Seven Jewish Children fails to make the grade in girls’ school
Parents have stopped a north London school from producing two performances of the controversial play Seven Jewish Children.
The play, written by Caryl Churchill and billed as a history of Israel in 10 minutes, was due to be performed on Wednesday and Thursday this week at Palmers Green High School.
Performances were also due to take place in Cardiff, at the Welsh Assembly, and the Royal Welsh Academy of Music and Drama and in a number of venues in Ireland. But one performance in a hotel in the village of Kinsale was cancelled by the owner, who had not been told the play was to be performed.
The first Palmers Green High School parents knew of the performances was when they received a letter from the school saying that the play was being performed before the spring concert. It consists of a series of scenes where a group of Jewish parents tell unseen children about events that have shaped the history of Israel.
One parent, whose daughter is one of six Jewish pupils at the school, said: “I researched the play and I just could not believe it. Personally, I found it highly inflammatory. The more I researched it, the more I wondered how it got into such a school.”
She sent a letter of complaint and then, with her husband and another parent, met head teacher Christine Edmundson. They were told the play had been cancelled, but asked the head how the school had allowed it to be considered. They discovered that the idea to stage the play had come from one of the school’s Drama teachers.
Deputy head Denise Hammersley said: “I don’t think how the play came to be in the school really matters. We have taken advice and decided to pull it. It’s not going to be performed. I’m not happy to discuss it any further.” The school then cancelled a pre-arranged meeting between the parents and the drama teacher concerned.
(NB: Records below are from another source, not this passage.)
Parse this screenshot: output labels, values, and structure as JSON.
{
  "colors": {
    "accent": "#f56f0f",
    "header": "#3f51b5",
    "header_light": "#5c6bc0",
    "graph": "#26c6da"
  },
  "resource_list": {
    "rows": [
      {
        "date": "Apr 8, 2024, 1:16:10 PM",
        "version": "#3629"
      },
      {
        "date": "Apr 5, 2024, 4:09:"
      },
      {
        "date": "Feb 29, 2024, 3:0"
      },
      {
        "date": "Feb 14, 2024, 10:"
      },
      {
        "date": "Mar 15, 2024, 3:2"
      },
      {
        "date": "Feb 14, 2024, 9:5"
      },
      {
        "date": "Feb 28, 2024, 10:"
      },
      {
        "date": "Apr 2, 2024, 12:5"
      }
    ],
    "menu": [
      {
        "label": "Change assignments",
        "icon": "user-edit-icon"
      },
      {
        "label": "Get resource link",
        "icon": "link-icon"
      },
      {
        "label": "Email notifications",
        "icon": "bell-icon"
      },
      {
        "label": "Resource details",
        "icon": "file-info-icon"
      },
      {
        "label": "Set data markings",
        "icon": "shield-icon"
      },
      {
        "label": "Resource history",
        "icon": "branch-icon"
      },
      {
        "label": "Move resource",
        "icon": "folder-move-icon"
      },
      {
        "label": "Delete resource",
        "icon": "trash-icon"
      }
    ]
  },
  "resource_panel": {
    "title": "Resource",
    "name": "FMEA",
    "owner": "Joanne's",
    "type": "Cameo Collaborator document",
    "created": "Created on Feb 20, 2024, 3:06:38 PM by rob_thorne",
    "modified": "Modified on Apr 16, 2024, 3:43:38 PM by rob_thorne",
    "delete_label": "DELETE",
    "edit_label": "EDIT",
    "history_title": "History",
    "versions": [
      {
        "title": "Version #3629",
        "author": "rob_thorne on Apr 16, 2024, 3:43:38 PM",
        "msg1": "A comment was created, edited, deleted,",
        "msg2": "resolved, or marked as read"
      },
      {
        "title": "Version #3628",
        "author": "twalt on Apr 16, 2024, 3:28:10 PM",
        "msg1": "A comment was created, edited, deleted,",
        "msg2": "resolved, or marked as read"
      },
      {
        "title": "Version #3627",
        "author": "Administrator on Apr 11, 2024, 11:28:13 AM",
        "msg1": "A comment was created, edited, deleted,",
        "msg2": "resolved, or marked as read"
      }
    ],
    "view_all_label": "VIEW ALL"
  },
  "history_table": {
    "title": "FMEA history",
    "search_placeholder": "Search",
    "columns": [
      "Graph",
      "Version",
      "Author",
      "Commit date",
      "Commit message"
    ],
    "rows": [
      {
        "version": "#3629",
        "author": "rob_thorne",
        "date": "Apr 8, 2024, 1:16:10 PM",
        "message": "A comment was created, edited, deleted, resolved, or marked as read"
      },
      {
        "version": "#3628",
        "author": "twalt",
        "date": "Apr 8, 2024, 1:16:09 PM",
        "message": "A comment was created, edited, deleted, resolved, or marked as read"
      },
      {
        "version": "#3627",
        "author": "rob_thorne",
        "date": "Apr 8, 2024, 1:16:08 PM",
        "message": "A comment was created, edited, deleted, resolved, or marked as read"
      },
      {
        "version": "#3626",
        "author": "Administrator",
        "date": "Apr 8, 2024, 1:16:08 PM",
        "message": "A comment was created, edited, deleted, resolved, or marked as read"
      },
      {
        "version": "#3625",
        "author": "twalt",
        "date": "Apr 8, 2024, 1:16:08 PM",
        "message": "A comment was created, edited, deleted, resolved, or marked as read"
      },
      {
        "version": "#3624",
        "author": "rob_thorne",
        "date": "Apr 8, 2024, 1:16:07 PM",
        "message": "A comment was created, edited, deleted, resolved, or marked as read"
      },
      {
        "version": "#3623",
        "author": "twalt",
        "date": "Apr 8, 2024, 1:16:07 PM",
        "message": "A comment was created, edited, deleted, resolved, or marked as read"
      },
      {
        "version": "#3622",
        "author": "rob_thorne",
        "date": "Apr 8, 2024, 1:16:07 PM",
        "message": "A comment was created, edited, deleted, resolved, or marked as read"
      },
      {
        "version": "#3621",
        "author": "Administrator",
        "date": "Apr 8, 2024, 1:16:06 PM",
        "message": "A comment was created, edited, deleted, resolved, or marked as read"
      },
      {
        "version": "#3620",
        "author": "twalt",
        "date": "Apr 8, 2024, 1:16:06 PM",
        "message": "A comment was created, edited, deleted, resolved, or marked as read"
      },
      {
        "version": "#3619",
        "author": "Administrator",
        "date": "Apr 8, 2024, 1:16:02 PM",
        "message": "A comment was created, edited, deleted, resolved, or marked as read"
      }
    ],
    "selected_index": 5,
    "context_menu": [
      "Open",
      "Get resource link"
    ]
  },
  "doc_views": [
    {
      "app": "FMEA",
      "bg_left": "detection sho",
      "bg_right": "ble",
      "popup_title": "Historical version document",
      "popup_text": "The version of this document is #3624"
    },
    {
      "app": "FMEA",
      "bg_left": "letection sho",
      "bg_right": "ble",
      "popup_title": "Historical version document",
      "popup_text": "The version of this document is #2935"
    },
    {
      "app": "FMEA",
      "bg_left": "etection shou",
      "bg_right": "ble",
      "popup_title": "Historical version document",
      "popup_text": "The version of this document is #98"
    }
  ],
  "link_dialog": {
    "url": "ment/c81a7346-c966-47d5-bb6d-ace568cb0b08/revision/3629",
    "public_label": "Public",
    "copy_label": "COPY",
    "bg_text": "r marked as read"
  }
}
In Kinsale, Maureen Mortimer, 70, owner of the Lord Kingsale pub and hotel, said a concert had been booked which she thought was for two bands.
“Then I started to get some nasty emails about a play, about which I knew nothing. So I went to the Garda [Irish police] with the man who booked my function hall but didn’t tell me about the play,” said Mrs Mortimer.
“They were going to make a collection for Gaza afterwards but they needed a licence from the police. The man who booked the hall claimed he didn’t know about the play either but he knew about the collection so he must have known about the play. I was angry because they tried to pull the wool over my eyes, so I cancelled it.”